Many new breastfeeding mothers are not prepared for the normal frequency of feedings. Because the baby wants to feed so often the mother assumes that she is not producing enough milk. Often new breastfeeding mothers comment, "It seems like all I do is breastfeed." This is not how breastfeeding looks forever.
Most breastfed babies become more efficient at breastfeeding as they get older. Try not to focus so much attention on the clock. Instead, focus on the cues your baby gives about how often she needs to nurse. If she was just fed an hour ago and is acting hungry again, respond to her signals and offer your breast. Feeding frequently during these first weeks is the principal way your milk supply becomes adjusted to meet your baby's requirements.
This is known as the "breastfeeding law of supply and demand." Remember that drained breasts make milk, so it's important to continue breastfeeding frequently to make milk. Because your body is constantly making milk, your breast will never really be emptied.
Your Breasts Seem to be Taking on a Life of Their Own
Your body is experiencing a lot during this time and as your breasts continue to produce milk, they may seem like they are changing by the hour. In the early months of nursing, you may experience leaking. Nursing pads help prevent embarrassing leaks.
Your breasts may also swell and become engorged, and your nipples can become sensitive and sore. If your nipples do become sore or cracked, use a product that can be applied to soothe and protect your nipples.
Engorgement, or swollen breasts, is a temporary condition that begins about the third day postpartum as mature milk comes in. Nursing frequently during this period is the best way to alleviate or avoid engorgement because your baby is helping your body understand how much milk she will drink and the body will adjust accordingly.
Breastfeeding while engorged can be difficult since the baby can have a hard time properly latching on, but don't let this discourage you.

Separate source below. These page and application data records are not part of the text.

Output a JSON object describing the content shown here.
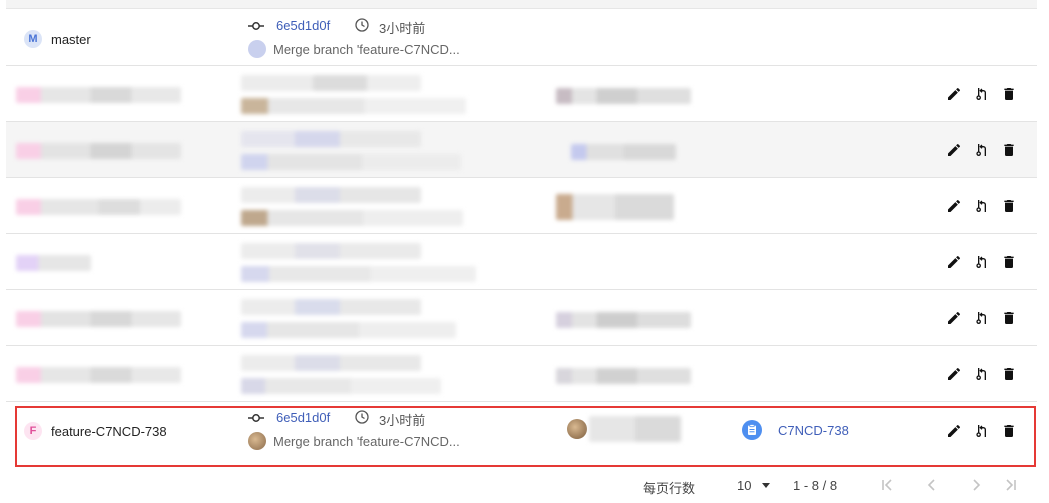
{
  "rows": [
    {
      "branch": {
        "avatar_letter": "M",
        "name": "master",
        "avatar_bg": "#dbe4f7",
        "avatar_fg": "#4a74d6"
      },
      "commit": {
        "hash": "6e5d1d0f",
        "time": "3小时前",
        "message": "Merge branch 'feature-C7NCD..."
      }
    },
    {
      "branch": {
        "avatar_letter": "F",
        "name": "feature-C7NCD-738",
        "avatar_bg": "#fde4f1",
        "avatar_fg": "#e0509a"
      },
      "commit": {
        "hash": "6e5d1d0f",
        "time": "3小时前",
        "message": "Merge branch 'feature-C7NCD..."
      },
      "issue": {
        "name": "C7NCD-738"
      }
    }
  ],
  "pagination": {
    "rows_per_page_label": "每页行数",
    "rows_per_page": "10",
    "range": "1 - 8 / 8"
  },
  "colors": {
    "accent": "#3f5eb8",
    "highlight": "#e53935"
  }
}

Your nipple needs to touch the roof of your baby’s mouth to stimulate the baby to latch on, suck and swallow. Other things to try:
- Take hot showers to help soften your breasts
- Express some of the milk either by hand expression or with a breast pump. Express just enough to soften the breast so the baby can properly latch onto the breast
- Use ice packs after nursing to help keep the swelling down and relieve the pain.
Let your baby set the pace for breastfeeding
Pay attention to her feeding cues. The number of feedings each baby needs and the length of time each feeding lasts will vary from baby to baby. Trying to force a breastfed baby to wait longer between feedings, or fit a particular feeding schedule, can result in poor weight gain and decreased milk supply.
Talk to your pediatrician or healthcare provider about vitamins or minerals that your baby may need as a breastfeeding baby.
Article provided by Lansinoh Laboratories, a major supplier of products, advice and encouragement to mothers committed to breastfeeding. Products include HPA® Lanolin, from Lansinoh, Therapearl® 3-in-1 Breast Therapy and Therapearl 3 in 1 Gel Packs.